So if you’ve always wanted a piece of glass from Murano or Venice – or to add to the collection you started on a previous trip – September is the time to visit the City of Canals and learn more about this ancient art.
History: Prague's Astronomical Clock will tick again
In 2017 the hands of Big Ben were paused for restoration work that will last until 2021, and this year it’s time (sorry, we couldn’t resist) for Prague’s Astronomical Clock to take a break. This elaborate timepiece, however, will only be silenced for a mere six months, reopening in the (European) summer.
The medieval clock, also called Orloj, is one of the most famous tourist attractions in the Czech capital. Every hour, on the hour (when it’s not being fixed up, that is), crowds gather to watch a spectacle that’s pretty darn impressive for something that was made more than 600 years ago.

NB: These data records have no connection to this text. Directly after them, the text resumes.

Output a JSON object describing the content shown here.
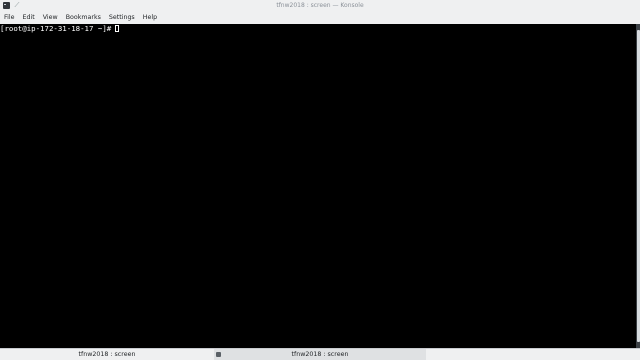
{
  "window": {
    "title": "tfnw2018 : screen — Konsole",
    "icons": [
      "konsole-app-icon",
      "pin-icon"
    ]
  },
  "menubar": {
    "items": [
      {
        "label": "File"
      },
      {
        "label": "Edit"
      },
      {
        "label": "View"
      },
      {
        "label": "Bookmarks"
      },
      {
        "label": "Settings"
      },
      {
        "label": "Help"
      }
    ]
  },
  "terminal": {
    "prompt": "[root@ip-172-31-18-17 ~]#",
    "background": "#000000",
    "foreground": "#fcfcfc"
  },
  "tabs": [
    {
      "label": "tfnw2018 : screen",
      "active": false
    },
    {
      "label": "tfnw2018 : screen",
      "active": true
    }
  ]
}
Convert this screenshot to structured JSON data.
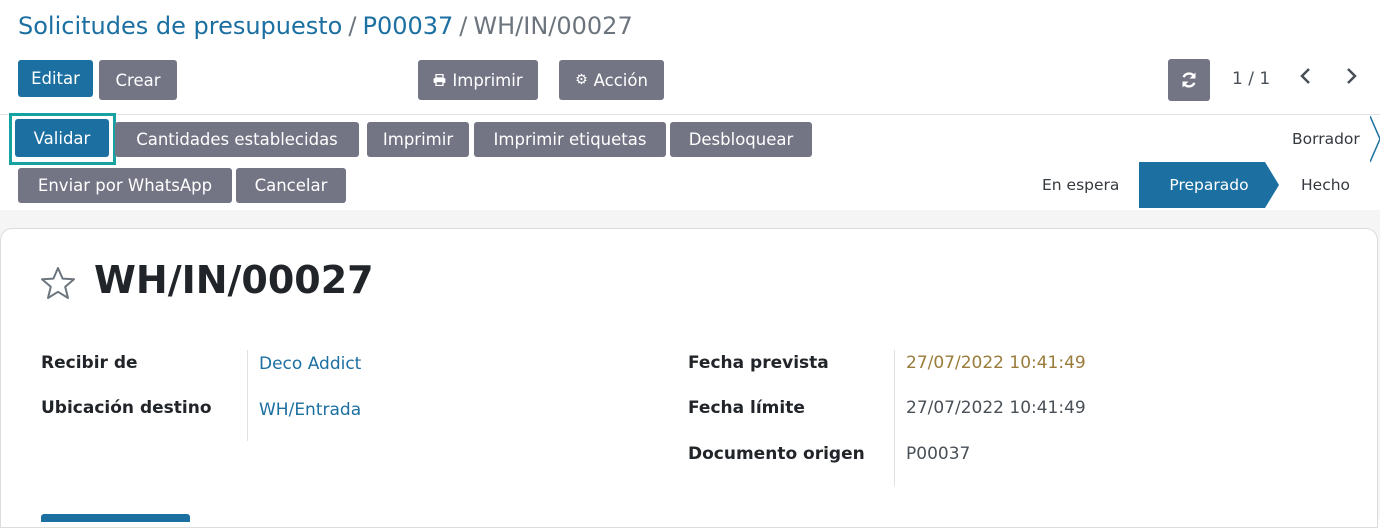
{
  "breadcrumb": {
    "items": [
      "Solicitudes de presupuesto",
      "P00037"
    ],
    "separator": "/",
    "current": "WH/IN/00027"
  },
  "control_panel": {
    "edit_label": "Editar",
    "create_label": "Crear",
    "print_label": "Imprimir",
    "action_label": "Acción",
    "pager_value": "1 / 1"
  },
  "header_buttons": {
    "validate": "Validar",
    "set_quantities": "Cantidades establecidas",
    "print": "Imprimir",
    "print_labels": "Imprimir etiquetas",
    "unlock": "Desbloquear",
    "whatsapp": "Enviar por WhatsApp",
    "cancel": "Cancelar"
  },
  "status": {
    "steps": [
      "Borrador",
      "En espera",
      "Preparado",
      "Hecho"
    ],
    "active": "Preparado"
  },
  "record": {
    "title": "WH/IN/00027",
    "fields_left": [
      {
        "label": "Recibir de",
        "value": "Deco Addict"
      },
      {
        "label": "Ubicación destino",
        "value": "WH/Entrada"
      }
    ],
    "fields_right": [
      {
        "label": "Fecha prevista",
        "value": "27/07/2022 10:41:49"
      },
      {
        "label": "Fecha límite",
        "value": "27/07/2022 10:41:49"
      },
      {
        "label": "Documento origen",
        "value": "P00037"
      }
    ]
  },
  "colors": {
    "primary": "#1b6fa1",
    "secondary": "#737484",
    "highlight_border": "#17a2a2",
    "warning_text": "#9a7b3a"
  }
}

It involves, among other things, a moving parade of the 12 apostles, the figure of Death ringing a bell and a golden rooster that crows at the end of the ‘show’. The whole thing only lasts for about 45 seconds, but can draw massive crowds during peak season and is considered a must for first-time visitors to Prague. It’s just as popular now as it was back in the day – legend has it that town officials actually blinded the clockmaker so that he could never make another one.

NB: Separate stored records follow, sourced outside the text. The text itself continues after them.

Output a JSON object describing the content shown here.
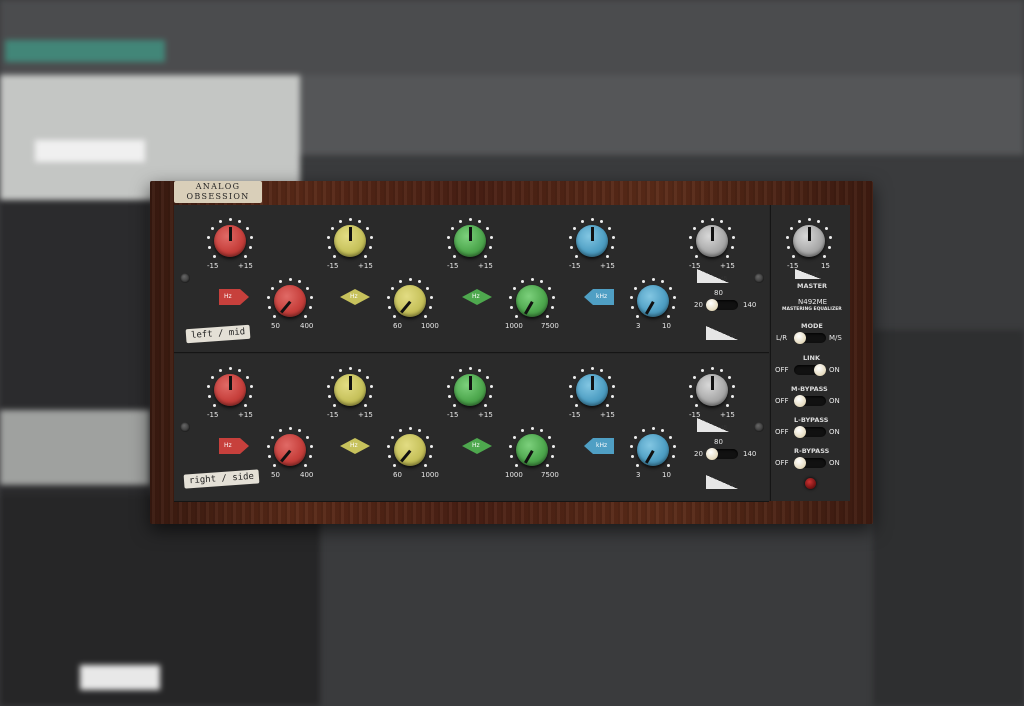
{
  "app": {
    "brand_line1": "ANALOG",
    "brand_line2": "OBSESSION"
  },
  "rows": [
    {
      "name_tag": "left / mid"
    },
    {
      "name_tag": "right / side"
    }
  ],
  "labels": {
    "gain_min": "-15",
    "gain_max": "+15",
    "band1_min": "50",
    "band1_max": "400",
    "band2_min": "60",
    "band2_max": "1000",
    "band3_min": "1000",
    "band3_max": "7500",
    "band4_min": "3",
    "band4_max": "10",
    "hz": "Hz",
    "khz": "kHz",
    "db": "dB",
    "hpf_top": "80",
    "hpf_min": "20",
    "hpf_max": "140"
  },
  "side": {
    "master_min": "-15",
    "master_max": "15",
    "master": "MASTER",
    "db": "dB",
    "model": "N492ME",
    "subtitle": "MASTERING EQUALIZER",
    "mode": "MODE",
    "mode_left": "L/R",
    "mode_right": "M/S",
    "link": "LINK",
    "m_bypass": "M-BYPASS",
    "l_bypass": "L-BYPASS",
    "r_bypass": "R-BYPASS",
    "off": "OFF",
    "on": "ON"
  },
  "colors": {
    "red": "#c7403c",
    "yellow": "#c7c25c",
    "green": "#4ea84e",
    "blue": "#4f9fc4",
    "gray": "#aaaaaa",
    "wood": "#4a2014"
  }
}
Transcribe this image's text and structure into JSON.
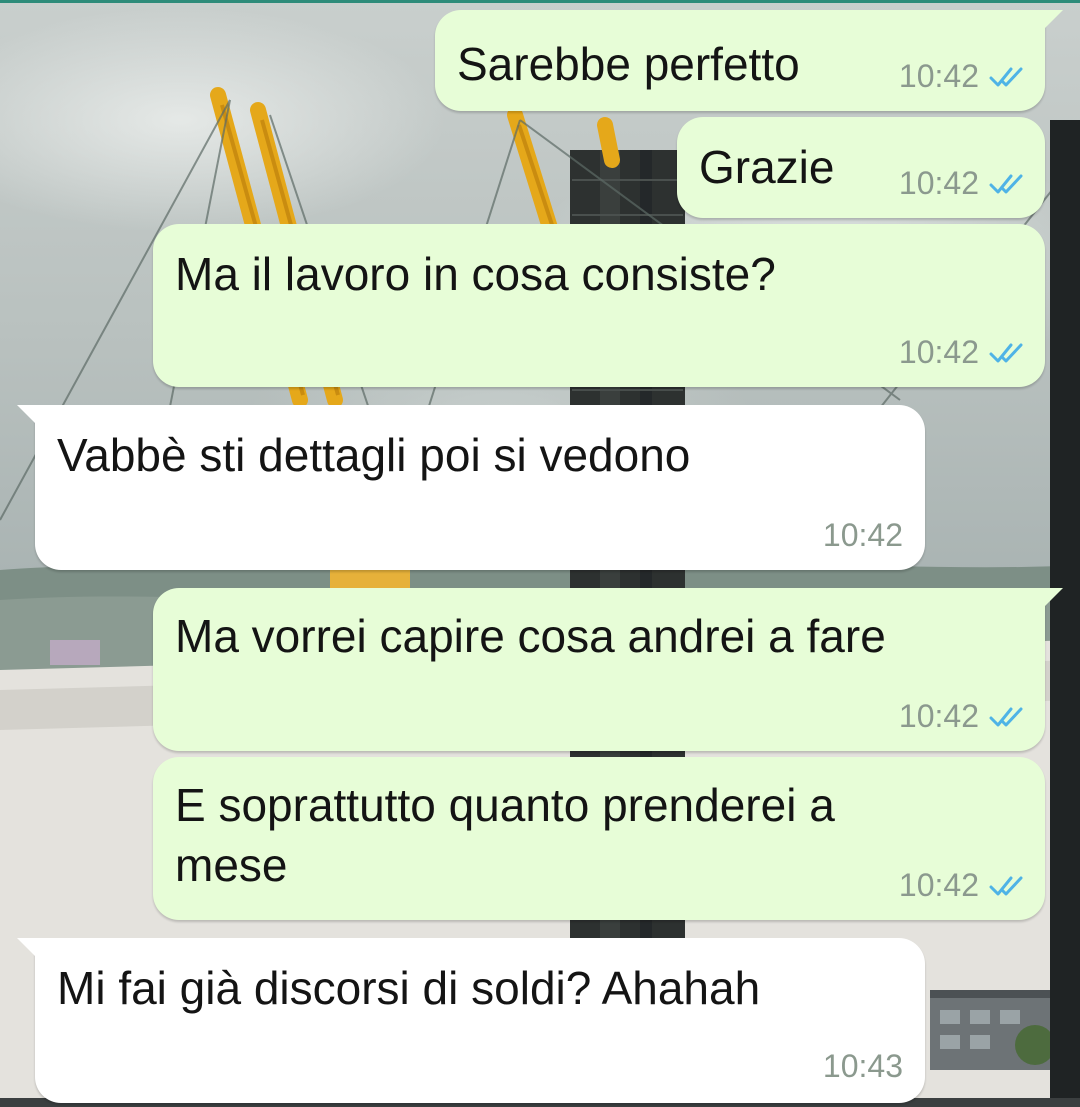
{
  "theme": {
    "outgoing_bubble": "#e7fdd7",
    "incoming_bubble": "#ffffff",
    "read_ticks": "#4fb3e6",
    "time_color": "#8b998e"
  },
  "messages": [
    {
      "direction": "outgoing",
      "text": "Sarebbe perfetto",
      "time": "10:42",
      "status": "read",
      "status_icon": "double-check-icon"
    },
    {
      "direction": "outgoing",
      "text": "Grazie",
      "time": "10:42",
      "status": "read",
      "status_icon": "double-check-icon"
    },
    {
      "direction": "outgoing",
      "text": "Ma il lavoro in cosa consiste?",
      "time": "10:42",
      "status": "read",
      "status_icon": "double-check-icon"
    },
    {
      "direction": "incoming",
      "text": "Vabbè sti dettagli poi si vedono",
      "time": "10:42"
    },
    {
      "direction": "outgoing",
      "text": "Ma vorrei capire cosa andrei a fare",
      "time": "10:42",
      "status": "read",
      "status_icon": "double-check-icon"
    },
    {
      "direction": "outgoing",
      "text": "E soprattutto quanto prenderei a mese",
      "time": "10:42",
      "status": "read",
      "status_icon": "double-check-icon"
    },
    {
      "direction": "incoming",
      "text": "Mi fai già discorsi di soldi? Ahahah",
      "time": "10:43"
    }
  ]
}
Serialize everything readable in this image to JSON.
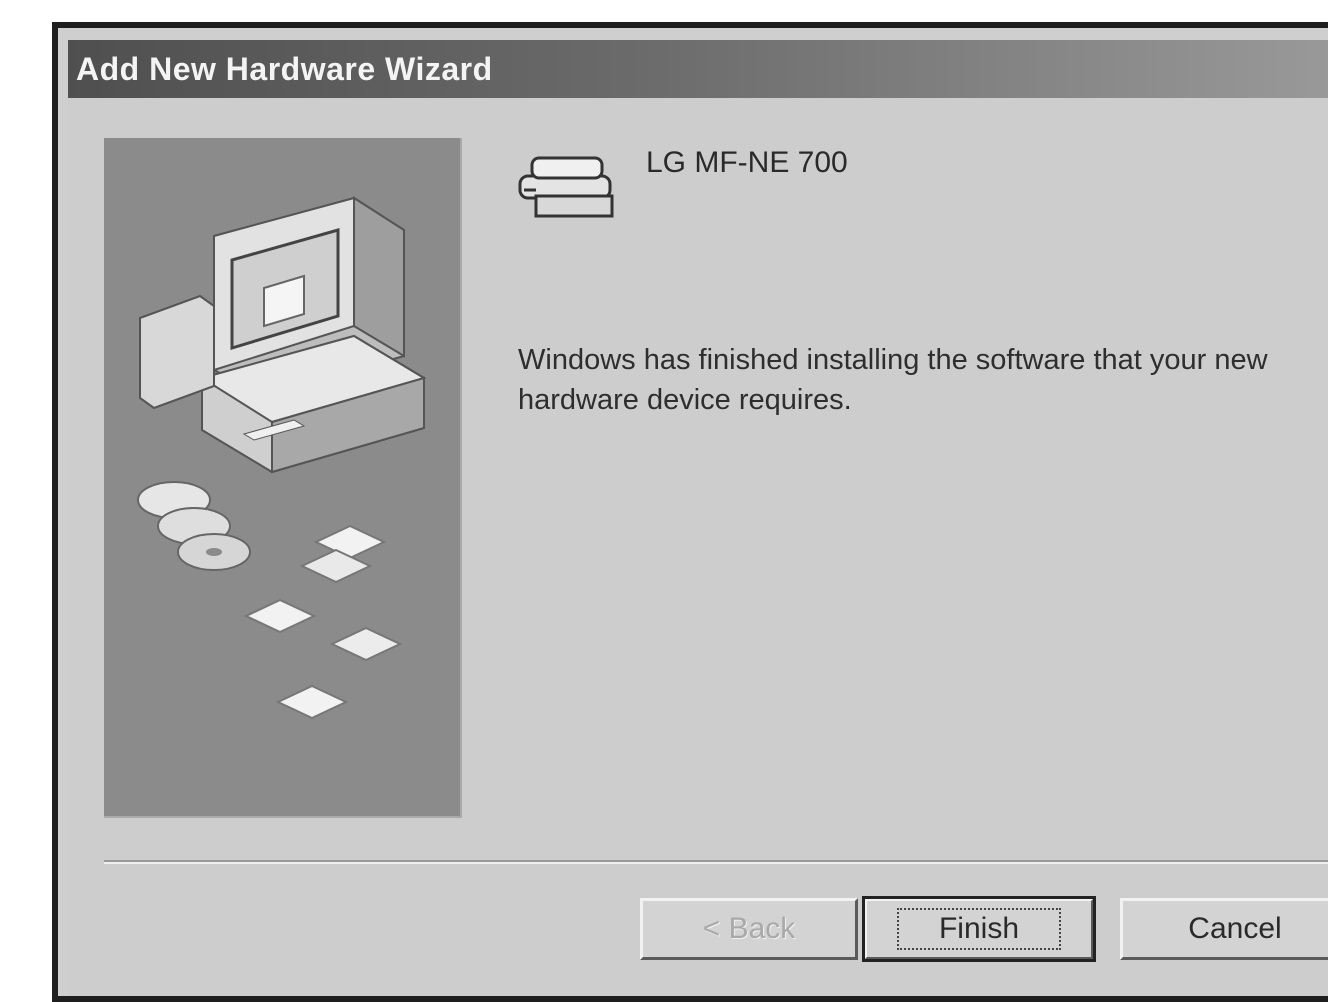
{
  "window": {
    "title": "Add New Hardware Wizard"
  },
  "device": {
    "icon": "hardware-device-icon",
    "name": "LG MF-NE 700"
  },
  "main": {
    "message": "Windows has finished installing the software that your new hardware device requires."
  },
  "side_panel": {
    "illustration": "computer-with-disks-illustration"
  },
  "buttons": {
    "back_label": "< Back",
    "finish_label": "Finish",
    "cancel_label": "Cancel"
  }
}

The Astronomical Clock is part of Prague’s Old Town Hall, which is undergoing a massive renovation (its first since World War II, when most of the building was destroyed). It should be returned to the tower by the end of August. You can also – for a fee – go inside the Old Town Hall and head to the top via stairs or an elevator. From here, the views over the Old Town Square and the rest of Prague beyond are pretty special.